◆ **Work to complete**
Look through the records below, and copy out every line that holds the string "novos".

━━━

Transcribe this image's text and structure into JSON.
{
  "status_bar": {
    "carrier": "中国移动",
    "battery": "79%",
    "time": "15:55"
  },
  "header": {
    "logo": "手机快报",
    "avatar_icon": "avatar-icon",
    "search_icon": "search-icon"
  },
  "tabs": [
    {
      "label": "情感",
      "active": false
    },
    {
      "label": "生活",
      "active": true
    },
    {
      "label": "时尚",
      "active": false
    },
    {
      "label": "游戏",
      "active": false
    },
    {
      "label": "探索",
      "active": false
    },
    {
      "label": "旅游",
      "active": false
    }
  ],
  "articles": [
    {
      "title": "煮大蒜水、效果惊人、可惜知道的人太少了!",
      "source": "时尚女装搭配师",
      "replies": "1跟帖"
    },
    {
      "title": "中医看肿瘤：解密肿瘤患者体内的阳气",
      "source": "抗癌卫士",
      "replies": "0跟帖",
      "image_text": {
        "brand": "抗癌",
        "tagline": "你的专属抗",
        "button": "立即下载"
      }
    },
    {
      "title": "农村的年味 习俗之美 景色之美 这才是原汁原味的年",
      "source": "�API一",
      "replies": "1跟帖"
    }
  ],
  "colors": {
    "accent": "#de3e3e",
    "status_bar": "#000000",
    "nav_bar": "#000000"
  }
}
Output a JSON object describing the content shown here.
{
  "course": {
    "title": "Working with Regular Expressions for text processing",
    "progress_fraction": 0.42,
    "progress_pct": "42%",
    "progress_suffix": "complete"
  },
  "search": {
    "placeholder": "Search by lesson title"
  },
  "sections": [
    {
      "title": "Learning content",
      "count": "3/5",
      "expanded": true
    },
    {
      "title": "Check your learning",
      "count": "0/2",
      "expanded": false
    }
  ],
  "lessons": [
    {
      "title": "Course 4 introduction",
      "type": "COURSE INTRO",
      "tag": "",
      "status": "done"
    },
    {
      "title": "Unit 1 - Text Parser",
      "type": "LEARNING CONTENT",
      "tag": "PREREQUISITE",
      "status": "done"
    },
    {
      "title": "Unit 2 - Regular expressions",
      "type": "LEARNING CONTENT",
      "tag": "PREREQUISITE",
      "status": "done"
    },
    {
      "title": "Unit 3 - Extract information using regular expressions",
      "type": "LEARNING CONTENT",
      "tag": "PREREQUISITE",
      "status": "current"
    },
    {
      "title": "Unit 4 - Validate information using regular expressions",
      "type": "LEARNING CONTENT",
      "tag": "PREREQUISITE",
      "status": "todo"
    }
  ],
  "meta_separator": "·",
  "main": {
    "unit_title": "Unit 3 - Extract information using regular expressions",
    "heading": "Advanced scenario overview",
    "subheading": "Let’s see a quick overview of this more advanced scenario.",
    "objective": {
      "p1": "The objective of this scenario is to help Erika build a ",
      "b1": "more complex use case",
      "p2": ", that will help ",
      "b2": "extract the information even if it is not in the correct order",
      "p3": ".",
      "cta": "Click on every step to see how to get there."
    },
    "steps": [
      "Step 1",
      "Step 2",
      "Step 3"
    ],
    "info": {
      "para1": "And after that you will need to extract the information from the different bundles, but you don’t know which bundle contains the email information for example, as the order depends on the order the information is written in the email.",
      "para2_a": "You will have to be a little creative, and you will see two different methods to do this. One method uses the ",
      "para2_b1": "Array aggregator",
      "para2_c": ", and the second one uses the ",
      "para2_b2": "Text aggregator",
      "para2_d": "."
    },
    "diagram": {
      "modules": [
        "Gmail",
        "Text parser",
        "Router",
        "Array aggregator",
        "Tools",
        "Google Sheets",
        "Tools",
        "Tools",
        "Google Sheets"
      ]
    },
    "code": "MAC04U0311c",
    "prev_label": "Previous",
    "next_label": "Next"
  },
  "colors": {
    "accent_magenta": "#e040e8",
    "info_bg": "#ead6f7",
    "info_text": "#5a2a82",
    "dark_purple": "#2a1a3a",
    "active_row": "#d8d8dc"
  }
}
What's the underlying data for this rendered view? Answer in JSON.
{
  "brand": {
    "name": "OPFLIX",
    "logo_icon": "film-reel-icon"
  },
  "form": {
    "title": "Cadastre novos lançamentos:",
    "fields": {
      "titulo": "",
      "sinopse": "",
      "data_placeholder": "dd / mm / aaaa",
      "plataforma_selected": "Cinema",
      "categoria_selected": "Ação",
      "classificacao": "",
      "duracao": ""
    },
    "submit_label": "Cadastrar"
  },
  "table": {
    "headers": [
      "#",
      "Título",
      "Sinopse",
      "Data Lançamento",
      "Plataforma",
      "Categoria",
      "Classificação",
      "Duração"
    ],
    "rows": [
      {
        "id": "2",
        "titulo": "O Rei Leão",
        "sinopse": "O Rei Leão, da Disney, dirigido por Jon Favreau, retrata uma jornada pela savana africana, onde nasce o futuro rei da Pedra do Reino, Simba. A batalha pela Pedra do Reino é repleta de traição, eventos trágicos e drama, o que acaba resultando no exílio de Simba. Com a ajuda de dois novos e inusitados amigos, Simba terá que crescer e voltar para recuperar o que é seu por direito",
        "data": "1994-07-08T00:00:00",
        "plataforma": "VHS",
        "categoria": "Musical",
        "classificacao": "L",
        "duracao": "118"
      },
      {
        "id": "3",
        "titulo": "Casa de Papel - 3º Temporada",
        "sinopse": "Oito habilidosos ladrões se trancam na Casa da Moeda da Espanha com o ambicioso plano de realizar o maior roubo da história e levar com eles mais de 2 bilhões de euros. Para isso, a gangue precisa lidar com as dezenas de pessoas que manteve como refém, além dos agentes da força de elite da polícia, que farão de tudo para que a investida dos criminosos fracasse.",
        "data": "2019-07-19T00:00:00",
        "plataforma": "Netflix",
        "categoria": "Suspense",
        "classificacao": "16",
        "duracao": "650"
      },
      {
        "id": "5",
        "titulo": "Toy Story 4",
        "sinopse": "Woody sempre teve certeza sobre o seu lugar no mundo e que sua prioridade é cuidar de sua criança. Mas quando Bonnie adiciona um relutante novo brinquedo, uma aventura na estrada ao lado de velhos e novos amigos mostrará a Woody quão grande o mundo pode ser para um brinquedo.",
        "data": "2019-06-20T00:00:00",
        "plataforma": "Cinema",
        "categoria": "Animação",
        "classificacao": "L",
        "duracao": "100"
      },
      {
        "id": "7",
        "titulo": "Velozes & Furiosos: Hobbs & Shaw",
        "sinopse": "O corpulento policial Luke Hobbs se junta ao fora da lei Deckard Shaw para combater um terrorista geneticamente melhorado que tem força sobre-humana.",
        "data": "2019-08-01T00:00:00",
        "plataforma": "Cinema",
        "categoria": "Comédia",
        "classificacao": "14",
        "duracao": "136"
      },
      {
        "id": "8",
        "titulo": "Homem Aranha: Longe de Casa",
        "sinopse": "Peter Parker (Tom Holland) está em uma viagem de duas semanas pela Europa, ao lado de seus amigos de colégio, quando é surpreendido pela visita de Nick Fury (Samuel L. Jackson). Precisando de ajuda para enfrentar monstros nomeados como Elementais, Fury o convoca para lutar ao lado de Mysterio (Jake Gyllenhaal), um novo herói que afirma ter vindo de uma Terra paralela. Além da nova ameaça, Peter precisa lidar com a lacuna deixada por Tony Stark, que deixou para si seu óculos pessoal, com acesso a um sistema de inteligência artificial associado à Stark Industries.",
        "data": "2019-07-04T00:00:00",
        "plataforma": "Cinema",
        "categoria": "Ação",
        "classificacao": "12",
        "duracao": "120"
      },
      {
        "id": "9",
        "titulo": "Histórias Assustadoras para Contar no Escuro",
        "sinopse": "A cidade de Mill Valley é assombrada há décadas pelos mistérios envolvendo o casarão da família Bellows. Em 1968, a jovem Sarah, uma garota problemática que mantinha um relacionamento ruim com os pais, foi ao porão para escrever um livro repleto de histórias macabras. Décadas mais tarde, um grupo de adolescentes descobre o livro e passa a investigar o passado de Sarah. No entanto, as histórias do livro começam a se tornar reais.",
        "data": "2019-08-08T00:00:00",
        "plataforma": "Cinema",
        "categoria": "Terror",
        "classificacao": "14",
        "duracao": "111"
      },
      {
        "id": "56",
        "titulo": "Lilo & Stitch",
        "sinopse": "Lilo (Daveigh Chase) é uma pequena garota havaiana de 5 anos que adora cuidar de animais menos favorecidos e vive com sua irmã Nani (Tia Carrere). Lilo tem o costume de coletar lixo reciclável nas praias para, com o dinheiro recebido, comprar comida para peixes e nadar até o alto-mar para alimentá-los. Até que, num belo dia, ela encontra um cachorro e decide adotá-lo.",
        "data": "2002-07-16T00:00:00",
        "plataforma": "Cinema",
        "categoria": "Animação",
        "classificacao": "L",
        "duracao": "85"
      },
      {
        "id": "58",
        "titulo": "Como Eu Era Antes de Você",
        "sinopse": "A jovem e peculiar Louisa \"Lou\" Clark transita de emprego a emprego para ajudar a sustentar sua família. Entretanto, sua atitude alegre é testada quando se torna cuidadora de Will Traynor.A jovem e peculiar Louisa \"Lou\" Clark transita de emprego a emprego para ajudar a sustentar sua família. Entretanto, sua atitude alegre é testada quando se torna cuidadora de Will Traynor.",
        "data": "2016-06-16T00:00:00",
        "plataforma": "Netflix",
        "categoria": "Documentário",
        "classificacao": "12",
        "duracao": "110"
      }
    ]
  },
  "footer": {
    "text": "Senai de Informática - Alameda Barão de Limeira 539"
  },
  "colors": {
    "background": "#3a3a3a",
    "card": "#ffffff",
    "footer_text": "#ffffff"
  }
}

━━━

◆ **Your solution**
    "title": "Cadastre novos lançamentos:",
        "sinopse": "O Rei Leão, da Disney, dirigido por Jon Favreau, retrata uma jornada pela savana africana, onde nasce o futuro rei da Pedra do Reino, Simba. A batalha pela Pedra do Reino é repleta de traição, eventos trágicos e drama, o que acaba resultando no exílio de Simba. Com a ajuda de dois novos e inusitados amigos, Simba terá que crescer e voltar para recuperar o que é seu por direito",
        "sinopse": "Woody sempre teve certeza sobre o seu lugar no mundo e que sua prioridade é cuidar de sua criança. Mas quando Bonnie adiciona um relutante novo brinquedo, uma aventura na estrada ao lado de velhos e novos amigos mostrará a Woody quão grande o mundo pode ser para um brinquedo.",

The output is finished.